WHAT YOU NEED TO DO → Where a line holds the word "provided", copy it from the records.

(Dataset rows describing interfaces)
▬▬▬▬▬▬

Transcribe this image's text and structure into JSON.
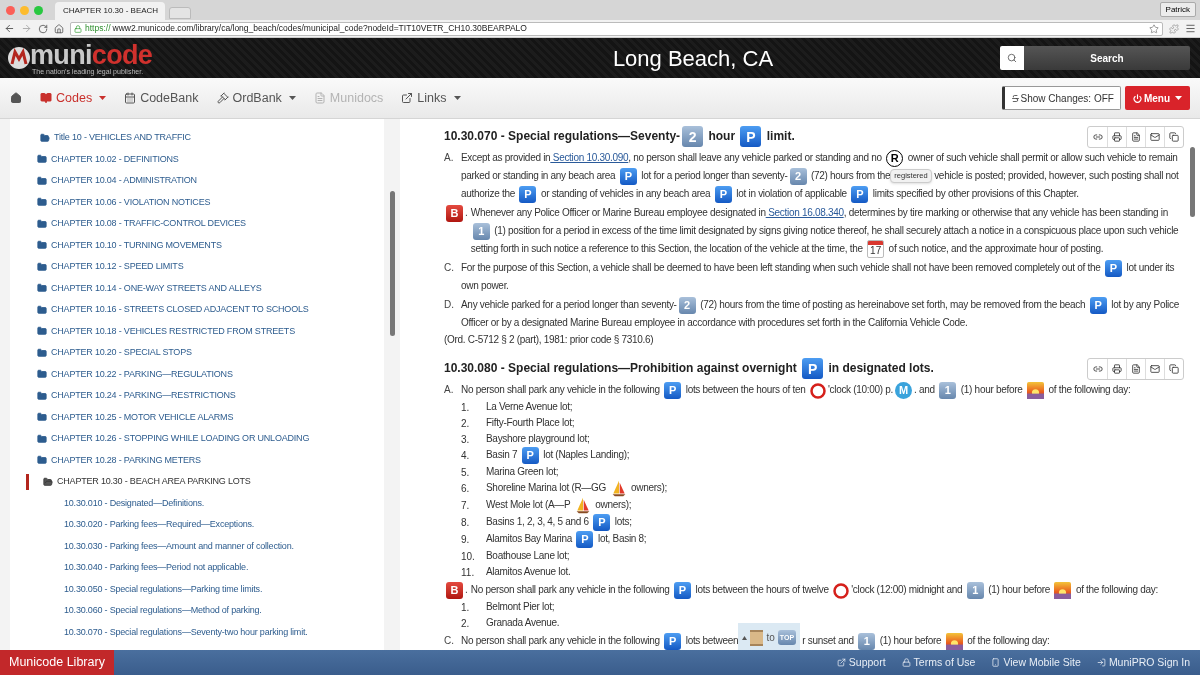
{
  "browser": {
    "tab_title": "CHAPTER 10.30 - BEACH",
    "user": "Patrick",
    "url_scheme": "https://",
    "url_rest": "www2.municode.com/library/ca/long_beach/codes/municipal_code?nodeId=TIT10VETR_CH10.30BEARPALO"
  },
  "header": {
    "logo_a": "muni",
    "logo_b": "code",
    "tagline": "The nation's leading legal publisher.",
    "city": "Long Beach, CA",
    "search_button": "Search"
  },
  "nav": {
    "items": [
      {
        "kind": "home",
        "caret": false,
        "selected": false,
        "disabled": false
      },
      {
        "kind": "book",
        "label": "Codes",
        "caret": true,
        "selected": true,
        "disabled": false
      },
      {
        "kind": "calendar",
        "label": "CodeBank",
        "caret": false,
        "selected": false,
        "disabled": false
      },
      {
        "kind": "gavel",
        "label": "OrdBank",
        "caret": true,
        "selected": false,
        "disabled": false
      },
      {
        "kind": "file",
        "label": "Munidocs",
        "caret": false,
        "selected": false,
        "disabled": true
      },
      {
        "kind": "external",
        "label": "Links",
        "caret": true,
        "selected": false,
        "disabled": false
      }
    ],
    "show_changes": "Show Changes: OFF",
    "menu": "Menu"
  },
  "sidebar": {
    "items": [
      {
        "label": "Title 10 - VEHICLES AND TRAFFIC",
        "expanded": true,
        "children": [
          {
            "label": "CHAPTER 10.02 - DEFINITIONS",
            "expanded": false,
            "selected": false
          },
          {
            "label": "CHAPTER 10.04 - ADMINISTRATION",
            "expanded": false,
            "selected": false
          },
          {
            "label": "CHAPTER 10.06 - VIOLATION NOTICES",
            "expanded": false,
            "selected": false
          },
          {
            "label": "CHAPTER 10.08 - TRAFFIC-CONTROL DEVICES",
            "expanded": false,
            "selected": false
          },
          {
            "label": "CHAPTER 10.10 - TURNING MOVEMENTS",
            "expanded": false,
            "selected": false
          },
          {
            "label": "CHAPTER 10.12 - SPEED LIMITS",
            "expanded": false,
            "selected": false
          },
          {
            "label": "CHAPTER 10.14 - ONE-WAY STREETS AND ALLEYS",
            "expanded": false,
            "selected": false
          },
          {
            "label": "CHAPTER 10.16 - STREETS CLOSED ADJACENT TO SCHOOLS",
            "expanded": false,
            "selected": false
          },
          {
            "label": "CHAPTER 10.18 - VEHICLES RESTRICTED FROM STREETS",
            "expanded": false,
            "selected": false
          },
          {
            "label": "CHAPTER 10.20 - SPECIAL STOPS",
            "expanded": false,
            "selected": false
          },
          {
            "label": "CHAPTER 10.22 - PARKING—REGULATIONS",
            "expanded": false,
            "selected": false
          },
          {
            "label": "CHAPTER 10.24 - PARKING—RESTRICTIONS",
            "expanded": false,
            "selected": false
          },
          {
            "label": "CHAPTER 10.25 - MOTOR VEHICLE ALARMS",
            "expanded": false,
            "selected": false
          },
          {
            "label": "CHAPTER 10.26 - STOPPING WHILE LOADING OR UNLOADING",
            "expanded": false,
            "selected": false
          },
          {
            "label": "CHAPTER 10.28 - PARKING METERS",
            "expanded": false,
            "selected": false
          },
          {
            "label": "CHAPTER 10.30 - BEACH AREA PARKING LOTS",
            "expanded": true,
            "selected": true,
            "children": [
              {
                "label": "10.30.010 - Designated—Definitions."
              },
              {
                "label": "10.30.020 - Parking fees—Required—Exceptions."
              },
              {
                "label": "10.30.030 - Parking fees—Amount and manner of collection."
              },
              {
                "label": "10.30.040 - Parking fees—Period not applicable."
              },
              {
                "label": "10.30.050 - Special regulations—Parking time limits."
              },
              {
                "label": "10.30.060 - Special regulations—Method of parking."
              },
              {
                "label": "10.30.070 - Special regulations—Seventy-two hour parking limit."
              }
            ]
          }
        ]
      }
    ]
  },
  "sections": [
    {
      "title": [
        {
          "kind": "text",
          "text": "10.30.070 - Special regulations—Seventy-"
        },
        {
          "kind": "number",
          "text": "2"
        },
        {
          "kind": "text",
          "text": " hour "
        },
        {
          "kind": "parking",
          "text": "P"
        },
        {
          "kind": "text",
          "text": " limit."
        }
      ],
      "paragraphs": [
        {
          "marker": [
            {
              "kind": "text",
              "text": "A."
            }
          ],
          "segments": [
            {
              "kind": "text",
              "text": "Except as provided in"
            },
            {
              "kind": "link",
              "text": " Section 10.30.090"
            },
            {
              "kind": "text",
              "text": ", no person shall leave any vehicle parked or standing and no "
            },
            {
              "kind": "registered",
              "text": "R"
            },
            {
              "kind": "text",
              "text": " owner of such vehicle shall permit or allow such vehicle to remain parked or standing in any beach area "
            },
            {
              "kind": "parking",
              "text": "P"
            },
            {
              "kind": "text",
              "text": " lot for a period longer than seventy-"
            },
            {
              "kind": "number",
              "text": "2"
            },
            {
              "kind": "text",
              "text": " (72) hours from the"
            },
            {
              "kind": "tooltip",
              "text": "registered"
            },
            {
              "kind": "text",
              "text": " vehicle is posted; provided, however, such posting shall not authorize the "
            },
            {
              "kind": "parking",
              "text": "P"
            },
            {
              "kind": "text",
              "text": " or standing of vehicles in any beach area "
            },
            {
              "kind": "parking",
              "text": "P"
            },
            {
              "kind": "text",
              "text": " lot in violation of applicable "
            },
            {
              "kind": "parking",
              "text": "P"
            },
            {
              "kind": "text",
              "text": " limits specified by other provisions of this Chapter."
            }
          ]
        },
        {
          "marker": [
            {
              "kind": "letter",
              "text": "B"
            },
            {
              "kind": "text",
              "text": "."
            }
          ],
          "segments": [
            {
              "kind": "text",
              "text": "Whenever any Police Officer or Marine Bureau employee designated in"
            },
            {
              "kind": "link",
              "text": " Section 16.08.340"
            },
            {
              "kind": "text",
              "text": ", determines by tire marking or otherwise that any vehicle has been standing in "
            },
            {
              "kind": "number",
              "text": "1"
            },
            {
              "kind": "text",
              "text": " (1) position for a period in excess of the time limit designated by signs giving notice thereof, he shall securely attach a notice in a conspicuous place upon such vehicle setting forth in such notice a reference to this Section, the location of the vehicle at the time, the "
            },
            {
              "kind": "calendar",
              "text": "17"
            },
            {
              "kind": "text",
              "text": " of such notice, and the approximate hour of posting."
            }
          ]
        },
        {
          "marker": [
            {
              "kind": "text",
              "text": "C."
            }
          ],
          "segments": [
            {
              "kind": "text",
              "text": "For the purpose of this Section, a vehicle shall be deemed to have been left standing when such vehicle shall not have been removed completely out of the "
            },
            {
              "kind": "parking",
              "text": "P"
            },
            {
              "kind": "text",
              "text": " lot under its own power."
            }
          ]
        },
        {
          "marker": [
            {
              "kind": "text",
              "text": "D."
            }
          ],
          "segments": [
            {
              "kind": "text",
              "text": "Any vehicle parked for a period longer than seventy-"
            },
            {
              "kind": "number",
              "text": "2"
            },
            {
              "kind": "text",
              "text": " (72) hours from the time of posting as hereinabove set forth, may be removed from the beach "
            },
            {
              "kind": "parking",
              "text": "P"
            },
            {
              "kind": "text",
              "text": " lot by any Police Officer or by a designated Marine Bureau employee in accordance with procedures set forth in the California Vehicle Code."
            }
          ]
        }
      ],
      "note": "(Ord. C-5712 § 2 (part), 1981: prior code § 7310.6)"
    },
    {
      "title": [
        {
          "kind": "text",
          "text": "10.30.080 - Special regulations—Prohibition against overnight "
        },
        {
          "kind": "parking",
          "text": "P"
        },
        {
          "kind": "text",
          "text": " in designated lots."
        }
      ],
      "paragraphs": [
        {
          "marker": [
            {
              "kind": "text",
              "text": "A."
            }
          ],
          "segments": [
            {
              "kind": "text",
              "text": "No person shall park any vehicle in the following "
            },
            {
              "kind": "parking",
              "text": "P"
            },
            {
              "kind": "text",
              "text": " lots between the hours of ten "
            },
            {
              "kind": "ring"
            },
            {
              "kind": "text",
              "text": "'clock (10:00) p."
            },
            {
              "kind": "metro",
              "text": "M"
            },
            {
              "kind": "text",
              "text": ". and "
            },
            {
              "kind": "number",
              "text": "1"
            },
            {
              "kind": "text",
              "text": " (1) hour before "
            },
            {
              "kind": "sunset"
            },
            {
              "kind": "text",
              "text": " of the following day:"
            }
          ],
          "list": [
            {
              "number": "1.",
              "segments": [
                {
                  "kind": "text",
                  "text": "La Verne Avenue lot;"
                }
              ]
            },
            {
              "number": "2.",
              "segments": [
                {
                  "kind": "text",
                  "text": "Fifty-Fourth Place lot;"
                }
              ]
            },
            {
              "number": "3.",
              "segments": [
                {
                  "kind": "text",
                  "text": "Bayshore playground lot;"
                }
              ]
            },
            {
              "number": "4.",
              "segments": [
                {
                  "kind": "text",
                  "text": "Basin 7 "
                },
                {
                  "kind": "parking",
                  "text": "P"
                },
                {
                  "kind": "text",
                  "text": " lot (Naples Landing);"
                }
              ]
            },
            {
              "number": "5.",
              "segments": [
                {
                  "kind": "text",
                  "text": "Marina Green lot;"
                }
              ]
            },
            {
              "number": "6.",
              "segments": [
                {
                  "kind": "text",
                  "text": "Shoreline Marina lot (R—GG "
                },
                {
                  "kind": "sailboat"
                },
                {
                  "kind": "text",
                  "text": " owners);"
                }
              ]
            },
            {
              "number": "7.",
              "segments": [
                {
                  "kind": "text",
                  "text": "West Mole lot (A—P "
                },
                {
                  "kind": "sailboat"
                },
                {
                  "kind": "text",
                  "text": " owners);"
                }
              ]
            },
            {
              "number": "8.",
              "segments": [
                {
                  "kind": "text",
                  "text": "Basins 1, 2, 3, 4, 5 and 6 "
                },
                {
                  "kind": "parking",
                  "text": "P"
                },
                {
                  "kind": "text",
                  "text": " lots;"
                }
              ]
            },
            {
              "number": "9.",
              "segments": [
                {
                  "kind": "text",
                  "text": "Alamitos Bay Marina "
                },
                {
                  "kind": "parking",
                  "text": "P"
                },
                {
                  "kind": "text",
                  "text": " lot, Basin 8;"
                }
              ]
            },
            {
              "number": "10.",
              "segments": [
                {
                  "kind": "text",
                  "text": "Boathouse Lane lot;"
                }
              ]
            },
            {
              "number": "11.",
              "segments": [
                {
                  "kind": "text",
                  "text": "Alamitos Avenue lot."
                }
              ]
            }
          ]
        },
        {
          "marker": [
            {
              "kind": "letter",
              "text": "B"
            },
            {
              "kind": "text",
              "text": "."
            }
          ],
          "segments": [
            {
              "kind": "text",
              "text": "No person shall park any vehicle in the following "
            },
            {
              "kind": "parking",
              "text": "P"
            },
            {
              "kind": "text",
              "text": " lots between the hours of twelve "
            },
            {
              "kind": "ring"
            },
            {
              "kind": "text",
              "text": "'clock (12:00) midnight and "
            },
            {
              "kind": "number",
              "text": "1"
            },
            {
              "kind": "text",
              "text": " (1) hour before "
            },
            {
              "kind": "sunset"
            },
            {
              "kind": "text",
              "text": " of the following day:"
            }
          ],
          "list": [
            {
              "number": "1.",
              "segments": [
                {
                  "kind": "text",
                  "text": "Belmont Pier lot;"
                }
              ]
            },
            {
              "number": "2.",
              "segments": [
                {
                  "kind": "text",
                  "text": "Granada Avenue."
                }
              ]
            }
          ]
        },
        {
          "marker": [
            {
              "kind": "text",
              "text": "C."
            }
          ],
          "segments": [
            {
              "kind": "text",
              "text": "No person shall park any vehicle in the following "
            },
            {
              "kind": "parking",
              "text": "P"
            },
            {
              "kind": "text",
              "text": " lots between"
            },
            {
              "kind": "gap"
            },
            {
              "kind": "text",
              "text": "r sunset and "
            },
            {
              "kind": "number",
              "text": "1"
            },
            {
              "kind": "text",
              "text": " (1) hour before "
            },
            {
              "kind": "sunset"
            },
            {
              "kind": "text",
              "text": " of the following day:"
            }
          ]
        }
      ]
    }
  ],
  "to_top": {
    "text": "to",
    "key": "TOP"
  },
  "footer": {
    "library": "Municode Library",
    "links": [
      {
        "kind": "external",
        "label": "Support"
      },
      {
        "kind": "lock",
        "label": "Terms of Use"
      },
      {
        "kind": "mobile",
        "label": "View Mobile Site"
      },
      {
        "kind": "signin",
        "label": "MuniPRO Sign In"
      }
    ]
  }
}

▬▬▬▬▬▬

TASK OUTPUT →
              "text": "Except as provided in"
              "text": " vehicle is posted; provided, however, such posting shall not authorize the "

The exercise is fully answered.